*Source records*:
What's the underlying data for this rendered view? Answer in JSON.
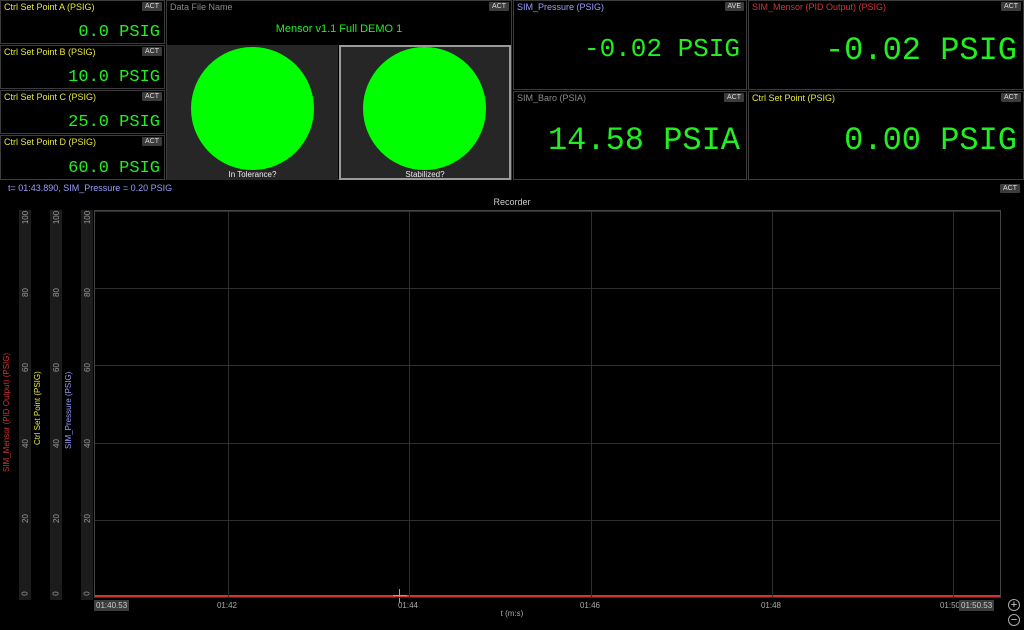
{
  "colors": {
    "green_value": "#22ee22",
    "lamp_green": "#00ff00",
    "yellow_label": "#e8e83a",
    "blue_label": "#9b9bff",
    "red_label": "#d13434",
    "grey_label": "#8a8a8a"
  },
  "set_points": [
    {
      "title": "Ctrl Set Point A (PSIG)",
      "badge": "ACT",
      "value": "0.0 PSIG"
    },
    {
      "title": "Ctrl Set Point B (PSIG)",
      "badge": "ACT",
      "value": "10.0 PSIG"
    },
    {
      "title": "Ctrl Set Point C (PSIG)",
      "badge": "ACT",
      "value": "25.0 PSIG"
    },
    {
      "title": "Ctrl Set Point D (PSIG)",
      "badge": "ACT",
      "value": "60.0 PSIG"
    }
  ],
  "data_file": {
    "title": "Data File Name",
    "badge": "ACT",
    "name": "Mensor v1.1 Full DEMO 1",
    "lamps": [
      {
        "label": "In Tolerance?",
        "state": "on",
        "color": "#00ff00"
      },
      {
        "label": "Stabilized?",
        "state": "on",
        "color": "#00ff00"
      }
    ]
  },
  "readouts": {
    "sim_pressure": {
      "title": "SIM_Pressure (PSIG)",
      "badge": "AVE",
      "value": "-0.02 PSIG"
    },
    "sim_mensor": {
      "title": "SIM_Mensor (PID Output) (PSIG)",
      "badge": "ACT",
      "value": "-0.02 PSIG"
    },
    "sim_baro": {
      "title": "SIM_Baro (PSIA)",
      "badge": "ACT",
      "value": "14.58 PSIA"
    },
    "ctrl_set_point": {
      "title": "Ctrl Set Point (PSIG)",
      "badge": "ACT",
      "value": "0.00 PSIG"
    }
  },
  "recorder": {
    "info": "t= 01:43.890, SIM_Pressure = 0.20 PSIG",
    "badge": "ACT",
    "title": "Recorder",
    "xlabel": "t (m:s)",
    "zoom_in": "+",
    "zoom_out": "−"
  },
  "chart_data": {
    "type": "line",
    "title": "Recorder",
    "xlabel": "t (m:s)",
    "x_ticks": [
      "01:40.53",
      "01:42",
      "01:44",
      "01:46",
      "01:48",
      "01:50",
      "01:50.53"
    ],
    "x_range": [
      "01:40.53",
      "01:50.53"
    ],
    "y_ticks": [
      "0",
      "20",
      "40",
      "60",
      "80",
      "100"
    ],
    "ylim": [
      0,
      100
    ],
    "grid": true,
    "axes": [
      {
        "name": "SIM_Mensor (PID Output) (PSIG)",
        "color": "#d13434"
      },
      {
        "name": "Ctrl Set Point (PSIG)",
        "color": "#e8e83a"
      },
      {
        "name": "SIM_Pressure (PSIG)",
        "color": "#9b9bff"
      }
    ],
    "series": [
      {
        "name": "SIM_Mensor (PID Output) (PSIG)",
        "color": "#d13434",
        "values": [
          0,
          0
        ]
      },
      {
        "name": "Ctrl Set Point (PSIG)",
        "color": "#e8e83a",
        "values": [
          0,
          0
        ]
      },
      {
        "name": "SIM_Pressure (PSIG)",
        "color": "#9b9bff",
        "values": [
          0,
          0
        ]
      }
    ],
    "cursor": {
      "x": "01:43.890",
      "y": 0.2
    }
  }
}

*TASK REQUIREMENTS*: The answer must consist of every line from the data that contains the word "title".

*TASK RESULT*:
      "title": "Ctrl Set Point A (PSIG)",
      "title": "Ctrl Set Point B (PSIG)",
      "title": "Ctrl Set Point C (PSIG)",
      "title": "Ctrl Set Point D (PSIG)",
    "title": "Data File Name",
      "title": "SIM_Pressure (PSIG)",
      "title": "SIM_Mensor (PID Output) (PSIG)",
      "title": "SIM_Baro (PSIA)",
      "title": "Ctrl Set Point (PSIG)",
    "title": "Recorder",
    "title": "Recorder",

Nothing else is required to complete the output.